“Then [China] would share the nightmare of proliferation in Northeast Asia," he said.
The NPEC’s Mr. Sokolski agrees that some of what’s going on is an effort to pressure China into doing something to halt the North Korean regime’s nuclear train. But he sees little chance of such pressure being successful.
“Don’t kid yourself, China is not going to do very much," he says. "And even if they did, it’s not going to be enough to turn this off.”
Why? While North Korea may be the immediate cause of the nuclear jitters, Sokolski says, the rivalries and tensions among China, Japan, and South Korea are an underlying critical element.
Noting that the South Koreans consider Japan to already be among the world’s nuclear-capable countries, he says, “In South Korea, they say, ‘We are living between two nuclear-arming countries, North Korea and Japan.’ It’s justification for moving farther down the nuclear road.”
This is where the US comes in. South Korea wants to renegotiate its atomic energy deal with the US to allow for “reprocessing” of spent fuel from the country’s nuclear plants.
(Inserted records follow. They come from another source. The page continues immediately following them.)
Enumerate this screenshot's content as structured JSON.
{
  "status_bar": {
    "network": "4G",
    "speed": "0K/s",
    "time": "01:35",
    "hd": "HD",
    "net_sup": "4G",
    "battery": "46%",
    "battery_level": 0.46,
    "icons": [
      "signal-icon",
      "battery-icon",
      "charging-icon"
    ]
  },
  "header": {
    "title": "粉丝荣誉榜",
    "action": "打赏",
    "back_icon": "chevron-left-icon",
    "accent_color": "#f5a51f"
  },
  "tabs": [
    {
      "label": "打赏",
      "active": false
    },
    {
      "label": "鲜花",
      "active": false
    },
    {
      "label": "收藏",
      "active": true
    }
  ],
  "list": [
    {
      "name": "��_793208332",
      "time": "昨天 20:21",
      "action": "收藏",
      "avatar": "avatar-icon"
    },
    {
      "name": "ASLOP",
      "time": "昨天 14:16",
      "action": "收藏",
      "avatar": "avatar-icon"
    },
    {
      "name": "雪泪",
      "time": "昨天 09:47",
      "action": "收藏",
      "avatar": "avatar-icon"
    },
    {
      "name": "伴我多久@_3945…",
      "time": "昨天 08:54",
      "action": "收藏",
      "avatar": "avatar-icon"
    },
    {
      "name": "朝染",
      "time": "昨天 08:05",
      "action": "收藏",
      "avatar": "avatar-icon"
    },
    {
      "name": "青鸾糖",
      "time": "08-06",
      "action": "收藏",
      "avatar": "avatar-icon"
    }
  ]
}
The US, worried that reprocessed fuel could eventually be used to build nuclear weapons, has been cool to the idea.
But South Korea argues that Japan already has the right to reprocess its nuclear fuel. And when the US and South Korea sit down to consider revising the existing nuclear energy deal – sometime after President-elect Park Geun-hye takes office later this month – South Korean officials are likely to complain about their perception that Washington has favored Tokyo over Seoul in this area.
Despite the troubling prospects of a nuclearized Northeast Asia, some regional experts say there are alternatives. One option, apparently favored by Russia, would be for China to agree to join any future round of US-Russia nuclear arms reduction talks. China is mum on the size of its nuclear arsenal, although it is considered to have many fewer warheads than the US or Russia. Seeing Beijing willing to discuss its arsenal and at least consider reductions could reduce proliferation risks, experts say.
But Sokolski notes that Northeast Asia’s nuclear scenario will remain complex and tense – and the US will stay in the middle of it all.
Both Japan and South Korea support in principle a denuclearized Korean Peninsula and universal nuclear disarmament. But he says they also see the US reducing its warheads in accords with Russia, even as no one knows for sure what arsenal China has. “And they say, ‘OK, maybe it’s time for us to develop out own option.’ ”